Where are my Swedish Meatballs?

As we approach Christmas, vivid memories of the past start to creep into my thoughts, and I’m sure yours too.  The sights, sounds, and smells of everything we’ve ever experienced at Christmas time are all stored somewhere deep in our heads waiting to emerge during the season.

For me, it’s the sight and smell of my mother’s Swedish Meatballs covered in milk gravy being taken fresh out of the oven and placed carefully on the smorgasbord table just between the pickled herring, boiled potatoes, and Christmas ham.  My mother was only second generation in the U.S. with her father (my grandfather) emigrating from Sweden to Minnesota in 1892.  He never learned much English (why bother if you spend most of your time fishing?), so it was an odd mixture of Swedish, German (my grandmother’s native tongue) and English, that was brought home from school with the kids, that was spoken at home. 

According to my mother, at every Christmas dinner my grandfather would call out in Swedish, “Var mina köttbullar?” (where are my meatballs?)  And grandma would respond in German as part of the ritual,  ”Noch nicht fertig!” (not ready yet!)  It’s a wonder they ever got together long enough to have nine kids! 

So I was shocked to read this past week that “Swedish” meatballs are actually “Turkish” meatballs! (Turkish was never spoken in my grandparent’s home, as far as I know.)  Apparently, the Swedish government out of some guilt and wanting to finally set the record straight confessed, on Twitter of course, that their famous “Swedish” meatballs originate in Turkey and were appropriated by Swedish King Charlie (the name of my grandfather’s brother by the way) in the 18th century while he was visiting the Sultan of the Turkish Ottoman empire. 

So grandpa, where are your Swedish meatballs?  They’re in Turkey. 

Turkish meatballs are called “Kofta” and are usually made of minced lamb instead of the pork or beef found in Swedish meatballs.  They are served with fresh yogurt and are characterized by their spices that give them their unique taste, all of which are available on the Spice Your Life website.  Try some of these and celebrate a real “Turkish Christmas.”

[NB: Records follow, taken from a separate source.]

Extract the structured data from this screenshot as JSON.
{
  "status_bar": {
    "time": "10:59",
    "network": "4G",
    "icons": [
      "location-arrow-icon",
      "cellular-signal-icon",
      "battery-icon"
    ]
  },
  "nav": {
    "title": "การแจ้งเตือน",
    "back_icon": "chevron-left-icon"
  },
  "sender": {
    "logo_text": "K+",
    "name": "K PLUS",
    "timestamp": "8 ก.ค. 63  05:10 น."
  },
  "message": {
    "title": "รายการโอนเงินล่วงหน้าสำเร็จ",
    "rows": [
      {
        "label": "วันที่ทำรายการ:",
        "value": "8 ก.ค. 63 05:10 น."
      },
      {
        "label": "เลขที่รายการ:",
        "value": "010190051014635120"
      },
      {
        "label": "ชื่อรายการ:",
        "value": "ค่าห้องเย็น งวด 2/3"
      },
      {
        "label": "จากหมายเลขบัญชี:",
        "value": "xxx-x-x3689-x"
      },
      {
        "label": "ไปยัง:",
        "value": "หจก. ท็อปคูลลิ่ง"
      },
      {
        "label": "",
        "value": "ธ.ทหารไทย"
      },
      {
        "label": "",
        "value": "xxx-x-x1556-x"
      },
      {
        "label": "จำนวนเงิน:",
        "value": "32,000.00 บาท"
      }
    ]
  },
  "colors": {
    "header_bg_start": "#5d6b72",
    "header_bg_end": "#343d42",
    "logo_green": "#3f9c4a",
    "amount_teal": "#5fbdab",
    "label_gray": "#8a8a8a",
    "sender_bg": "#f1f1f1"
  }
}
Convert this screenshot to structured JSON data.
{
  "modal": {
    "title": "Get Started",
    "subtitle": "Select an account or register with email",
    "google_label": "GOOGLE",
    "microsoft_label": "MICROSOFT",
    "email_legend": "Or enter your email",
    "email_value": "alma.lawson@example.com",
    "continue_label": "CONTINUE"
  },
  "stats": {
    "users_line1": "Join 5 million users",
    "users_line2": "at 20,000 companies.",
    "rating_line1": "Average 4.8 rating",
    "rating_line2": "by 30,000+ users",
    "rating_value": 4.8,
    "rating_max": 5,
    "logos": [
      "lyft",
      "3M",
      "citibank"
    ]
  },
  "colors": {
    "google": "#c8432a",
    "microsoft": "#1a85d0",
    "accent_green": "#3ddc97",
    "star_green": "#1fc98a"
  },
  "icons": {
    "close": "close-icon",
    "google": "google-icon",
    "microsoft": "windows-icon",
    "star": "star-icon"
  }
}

  • 1 pound of ground beef or lamb
  • 1 egg
  • 1/2 cup of bread crumbs
  • 2 cloves if garlic
  • 1 minced onion
  • 1 teaspoon sea salt
  • 1/2 teaspoon each of ground cinnamon, nutmeg, ginger, and Aleppo pepper
  • 1 teaspoon each of cumin, sumac, coriander, and smoked sweet paprika